Taking the lines below one at a time, count those with the string "prefix" and give the result alone.

Provided data
▬▬▬
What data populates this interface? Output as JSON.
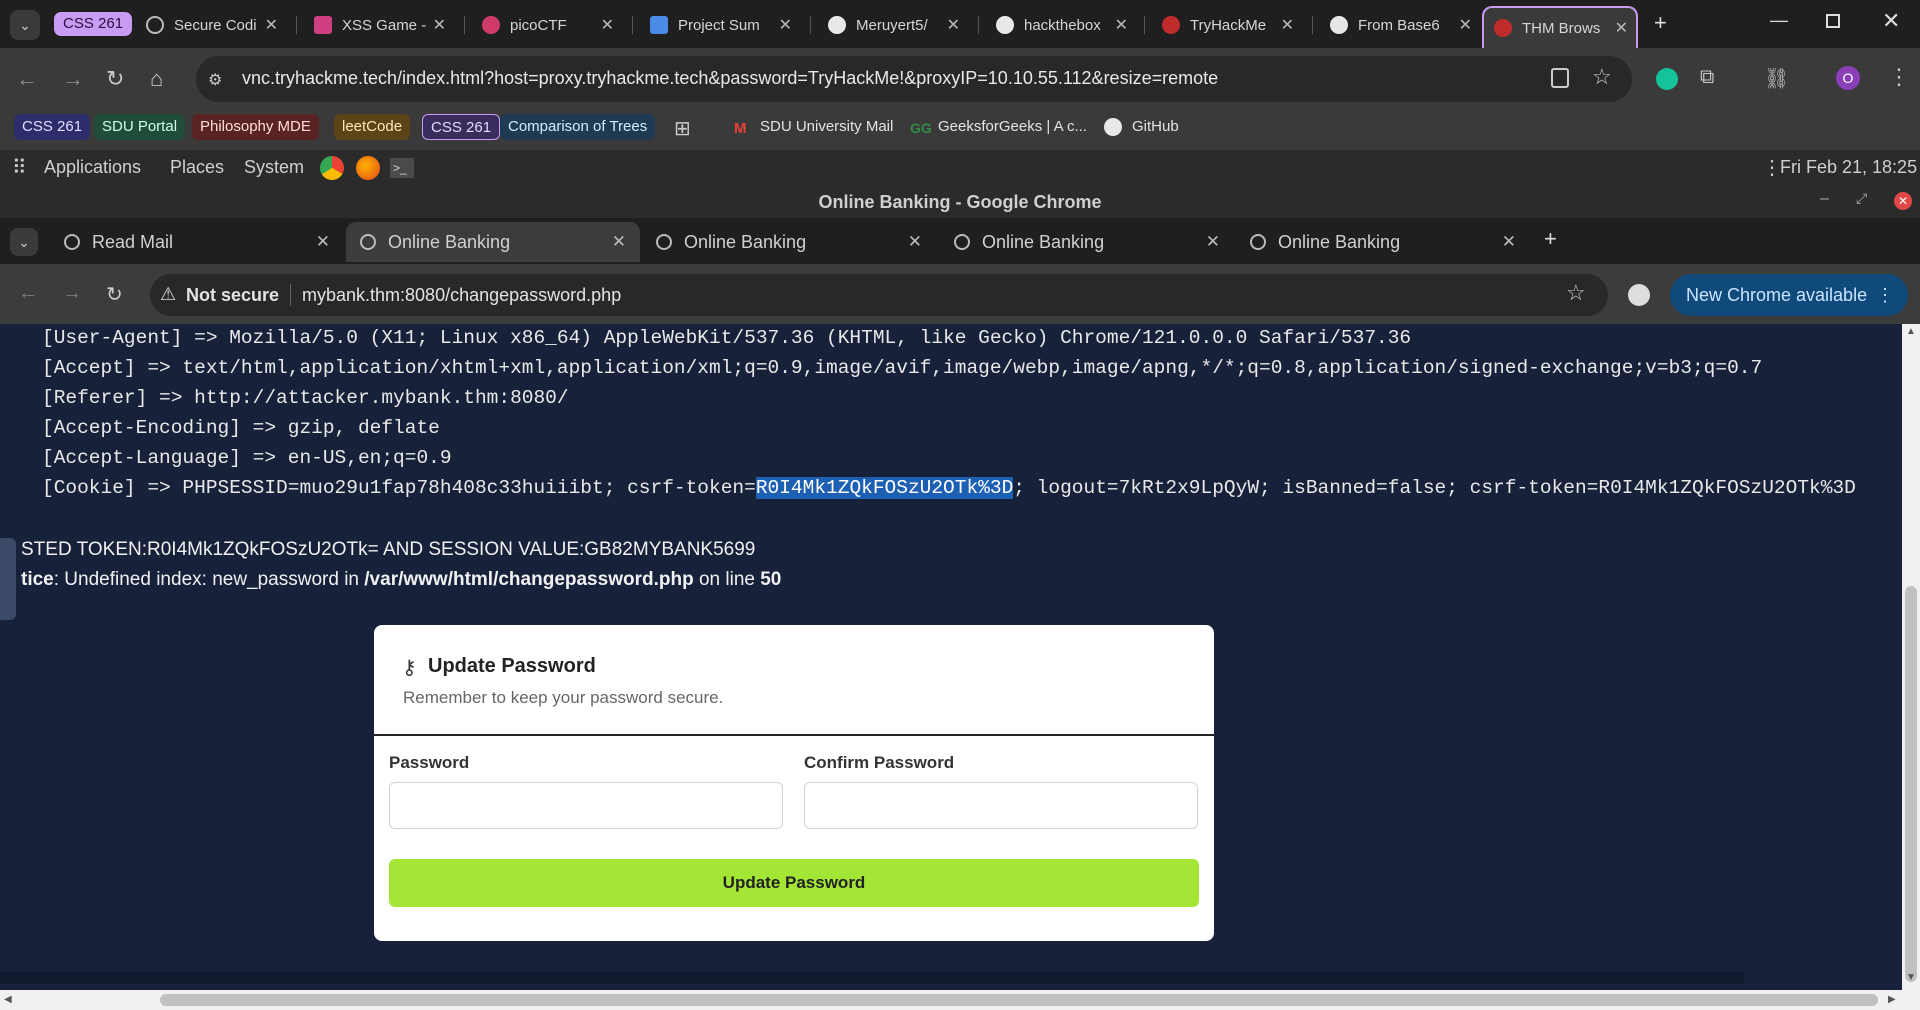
{
  "outer_tabs": [
    {
      "label": "Secure Codi"
    },
    {
      "label": "XSS Game -"
    },
    {
      "label": "picoCTF"
    },
    {
      "label": "Project Sum"
    },
    {
      "label": "Meruyert5/"
    },
    {
      "label": "hackthebox"
    },
    {
      "label": "TryHackMe"
    },
    {
      "label": "From Base6"
    },
    {
      "label": "THM Brows"
    }
  ],
  "outer_group": "CSS 261",
  "outer_url": "vnc.tryhackme.tech/index.html?host=proxy.tryhackme.tech&password=TryHackMe!&proxyIP=10.10.55.112&resize=remote",
  "profile_initial": "O",
  "bookmarks": [
    {
      "label": "CSS 261",
      "color": "#2d2d6b",
      "fg": "#e0e0ff"
    },
    {
      "label": "SDU Portal",
      "color": "#1f4d3a",
      "fg": "#cfe"
    },
    {
      "label": "Philosophy MDE",
      "color": "#5a2323",
      "fg": "#fdd"
    },
    {
      "label": "leetCode",
      "color": "#5a4418",
      "fg": "#ffe9b8"
    },
    {
      "label": "CSS 261",
      "color": "#3a2d5e",
      "fg": "#e6d9ff"
    },
    {
      "label": "Comparison of Trees",
      "color": "#1f3a52",
      "fg": "#d4ecff"
    },
    {
      "label": "SDU University Mail",
      "color": "transparent",
      "fg": "#e3e3e3"
    },
    {
      "label": "GeeksforGeeks | A c...",
      "color": "transparent",
      "fg": "#e3e3e3"
    },
    {
      "label": "GitHub",
      "color": "transparent",
      "fg": "#e3e3e3"
    }
  ],
  "gnome": {
    "applications": "Applications",
    "places": "Places",
    "system": "System",
    "clock": "Fri Feb 21, 18:25"
  },
  "inner_window_title": "Online Banking - Google Chrome",
  "inner_tabs": [
    {
      "label": "Read Mail"
    },
    {
      "label": "Online Banking"
    },
    {
      "label": "Online Banking"
    },
    {
      "label": "Online Banking"
    },
    {
      "label": "Online Banking"
    }
  ],
  "inner_security": "Not secure",
  "inner_url": "mybank.thm:8080/changepassword.php",
  "new_chrome": "New Chrome available",
  "headers": [
    "[User-Agent] => Mozilla/5.0 (X11; Linux x86_64) AppleWebKit/537.36 (KHTML, like Gecko) Chrome/121.0.0.0 Safari/537.36",
    "[Accept] => text/html,application/xhtml+xml,application/xml;q=0.9,image/avif,image/webp,image/apng,*/*;q=0.8,application/signed-exchange;v=b3;q=0.7",
    "[Referer] => http://attacker.mybank.thm:8080/",
    "[Accept-Encoding] => gzip, deflate",
    "[Accept-Language] => en-US,en;q=0.9"
  ],
  "cookie": {
    "prefix": "[Cookie] => PHPSESSID=muo29u1fap78h408c33huiiibt; csrf-token=",
    "highlighted": "R0I4Mk1ZQkFOSzU2OTk%3D",
    "suffix": "; logout=7kRt2x9LpQyW; isBanned=false; csrf-token=R0I4Mk1ZQkFOSzU2OTk%3D"
  },
  "posted_line": "STED TOKEN:R0I4Mk1ZQkFOSzU2OTk= AND SESSION VALUE:GB82MYBANK5699",
  "notice": {
    "prefix": "tice",
    "message": ": Undefined index: new_password in ",
    "path": "/var/www/html/changepassword.php",
    "on_line": " on line ",
    "line": "50"
  },
  "form": {
    "title": "Update Password",
    "subtitle": "Remember to keep your password secure.",
    "password_label": "Password",
    "confirm_label": "Confirm Password",
    "password_value": "",
    "confirm_value": "",
    "submit_label": "Update Password",
    "accent_color": "#a3e635"
  }
}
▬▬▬
Answer space
2